Many movies over last ten years have engaged with the dangers of online communication, but Ariel Schulman and Henry Joost's "Catfish" delivers the definitive narrative of social networking gone awry to cap off the decade. By turns hilarious, unsettling and sad, the documentary engages with the rampant instability of new media. The filmmakers focus on Schulman's brother, Nev, a 24-year-old New York photographer whose relationship with an eight-year-old painter named Abby via Facebook leads to more questions than answers about her identity. Ostensibly a child prodigy, Abby sends Nev gorgeously painted renditions of his own photographs.
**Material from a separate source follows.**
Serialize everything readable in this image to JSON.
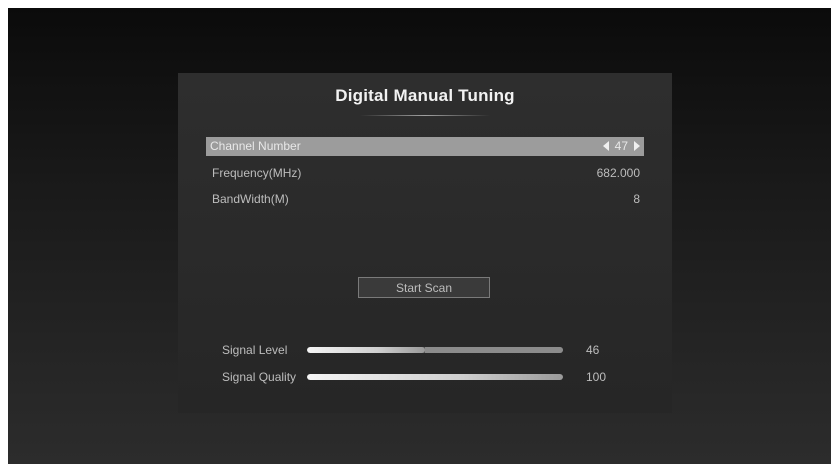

As their relationship grows, Nev begins to develop remote connections with other members of Abby's family -- particularly her older sister, with whom he cultivates a hilariously puerile digital love affair. For hopeless romantics, the Internet apparently endangers swift intellectual regression.
I'll stop the synopsis there. While "Catfish" takes a sensationally engaging twist within the first fifteen minutes, leading to a bizarre and completely unpredictable mystery that practically defies conventional expectations of nonfiction cinema, part of the movie's underlying appeal comes from its progression of enigmas. To avoid ruining "Catfish," it strikes me as appropriate to pull a "Psycho" and not reveal the ending -- nor the alluring series of set-ups that take it there. Needless to say, the movie takes the form of a knowingly obtrusive meta-narrative, in which we see the directors and their subject on camera discussing the nature of their project. Nevertheless, given the apparent authenticity of each onscreen development, such conversations help solidify the central themes coursing through each scene.
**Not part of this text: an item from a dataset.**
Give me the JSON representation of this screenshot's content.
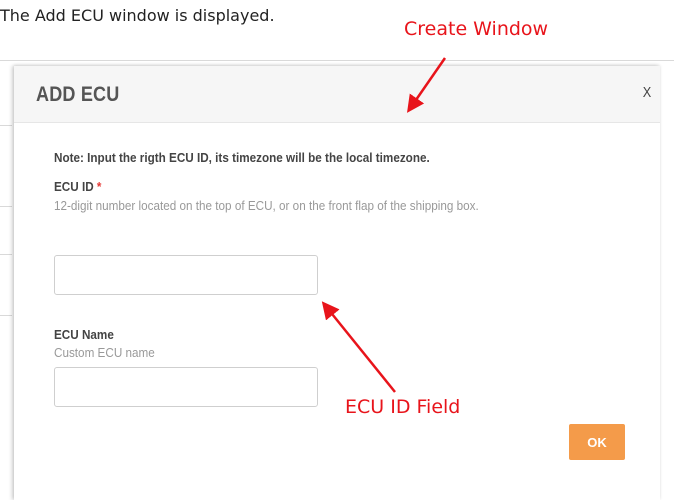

In essence, this trio of twentysomething art geeks reflect the generation most attuned to the emerging media featured in the movie. Nev jabbers on Gchat, taps away on his iPhone screen and approves Facebook requests as if he had done so since the crib. His comprehension of certain communicative boundaries -- or their absence -- provide a series of moral queries that appear to unfold in a linear fashion. Where many first-person movies in recent years have struggled under the weight of their creators' narcissism, in this case narcissism is part of the point. It's purely a Zeitgeist experience: Using cheap digital cameras, the directors seemingly record everything, while Nev remains virtually wired to the online realm -- and noticeably shaken when it betrays him.
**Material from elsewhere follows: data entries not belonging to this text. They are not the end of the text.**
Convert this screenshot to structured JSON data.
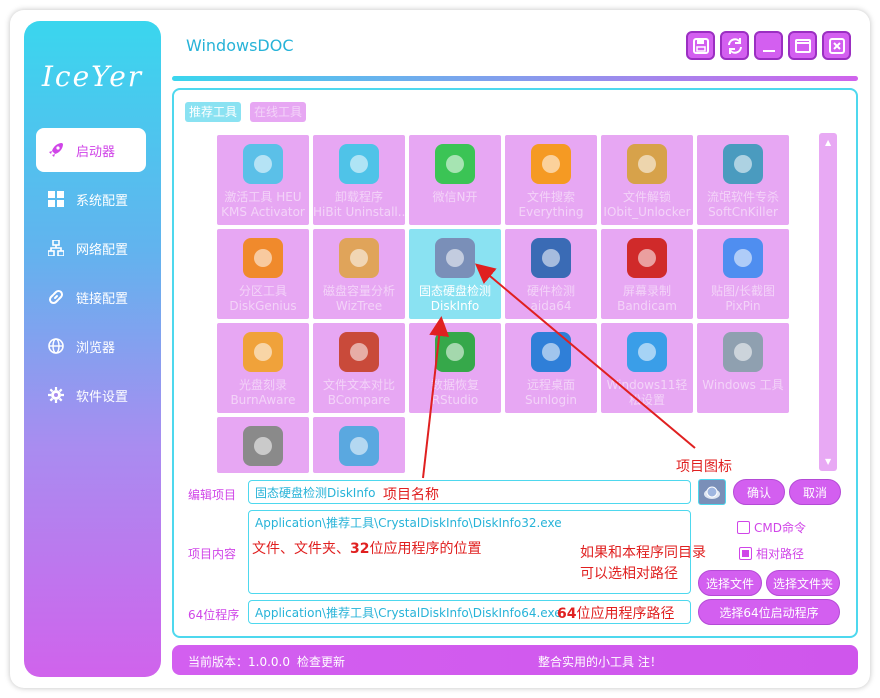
{
  "sidebar": {
    "logo": "IceYer",
    "items": [
      {
        "label": "启动器",
        "icon": "rocket-icon"
      },
      {
        "label": "系统配置",
        "icon": "windows-icon"
      },
      {
        "label": "网络配置",
        "icon": "network-icon"
      },
      {
        "label": "链接配置",
        "icon": "link-icon"
      },
      {
        "label": "浏览器",
        "icon": "globe-icon"
      },
      {
        "label": "软件设置",
        "icon": "gear-icon"
      }
    ]
  },
  "header": {
    "title": "WindowsDOC"
  },
  "window_buttons": [
    "save-icon",
    "refresh-icon",
    "minimize-icon",
    "maximize-icon",
    "close-icon"
  ],
  "tabs": [
    "推荐工具",
    "在线工具"
  ],
  "tiles": [
    {
      "line1": "激活工具 HEU",
      "line2": "KMS Activator",
      "icon": "cube-icon",
      "color": "#5bc0e8"
    },
    {
      "line1": "卸载程序",
      "line2": "HiBit Uninstall...",
      "icon": "trash-icon",
      "color": "#4fc3e8"
    },
    {
      "line1": "微信N开",
      "line2": "",
      "icon": "wechat-icon",
      "color": "#3bc455"
    },
    {
      "line1": "文件搜索",
      "line2": "Everything",
      "icon": "magnifier-icon",
      "color": "#f59a23"
    },
    {
      "line1": "文件解锁",
      "line2": "IObit_Unlocker",
      "icon": "padlock-icon",
      "color": "#d7a24a"
    },
    {
      "line1": "流氓软件专杀",
      "line2": "SoftCnKiller",
      "icon": "x-circle-icon",
      "color": "#4a9bbf"
    },
    {
      "line1": "分区工具",
      "line2": "DiskGenius",
      "icon": "diskgenius-icon",
      "color": "#f08a2c"
    },
    {
      "line1": "磁盘容量分析",
      "line2": "WizTree",
      "icon": "wiztree-icon",
      "color": "#e0a45a"
    },
    {
      "line1": "固态硬盘检测",
      "line2": "DiskInfo",
      "icon": "diskinfo-icon",
      "color": "#7a8fb8"
    },
    {
      "line1": "硬件检测",
      "line2": "aida64",
      "icon": "aida64-icon",
      "color": "#3a6bb5"
    },
    {
      "line1": "屏幕录制",
      "line2": "Bandicam",
      "icon": "record-icon",
      "color": "#d02a2a"
    },
    {
      "line1": "贴图/长截图",
      "line2": "PixPin",
      "icon": "pixpin-icon",
      "color": "#4f8ef0"
    },
    {
      "line1": "光盘刻录",
      "line2": "BurnAware",
      "icon": "pencil-icon",
      "color": "#f0a23a"
    },
    {
      "line1": "文件文本对比",
      "line2": "BCompare",
      "icon": "compare-icon",
      "color": "#c94a3a"
    },
    {
      "line1": "数据恢复",
      "line2": "RStudio",
      "icon": "recovery-icon",
      "color": "#36a84a"
    },
    {
      "line1": "远程桌面",
      "line2": "Sunlogin",
      "icon": "sunlogin-icon",
      "color": "#2f7fd8"
    },
    {
      "line1": "Windows11轻",
      "line2": "松设置",
      "icon": "gear-blue-icon",
      "color": "#3a9ee8"
    },
    {
      "line1": "Windows 工具",
      "line2": "",
      "icon": "windows-tools-icon",
      "color": "#8fa0b0"
    },
    {
      "line1": "",
      "line2": "",
      "icon": "printer-icon",
      "color": "#8a8a8a"
    },
    {
      "line1": "",
      "line2": "",
      "icon": "file-arrow-icon",
      "color": "#5aa8e0"
    }
  ],
  "form": {
    "edit_label": "编辑项目",
    "edit_value": "固态硬盘检测DiskInfo",
    "content_label": "项目内容",
    "content_value": "Application\\推荐工具\\CrystalDiskInfo\\DiskInfo32.exe",
    "x64_label": "64位程序",
    "x64_value": "Application\\推荐工具\\CrystalDiskInfo\\DiskInfo64.exe",
    "confirm": "确认",
    "cancel": "取消",
    "cmd_label": "CMD命令",
    "relative_label": "相对路径",
    "select_file": "选择文件",
    "select_folder": "选择文件夹",
    "select_64": "选择64位启动程序"
  },
  "annotations": {
    "icon_note": "项目图标",
    "name_note": "项目名称",
    "path_note_1": "文件、文件夹、",
    "path_note_2": "32",
    "path_note_3": "位应用程序的位置",
    "rel_note_1": "如果和本程序同目录",
    "rel_note_2": "可以选相对路径",
    "x64_note_1": "64",
    "x64_note_2": "位应用程序路径"
  },
  "status": {
    "version": "当前版本：1.0.0.0",
    "check_update": "检查更新",
    "slogan": "整合实用的小工具 注！"
  }
}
Steeped in the language of twenty-first century technology, "Catfish" begins with sensational cinematic momentum, using Facebook photos, YouTube, Google maps and other digital utilities to bring viewers into the technology at the core of their saga. In another context, these might seem like simple props. However, because the implied audiences more or less understands new media through their own encounters with it, "Catfish" develops into a cautionary fable for the future of civilized connectivity.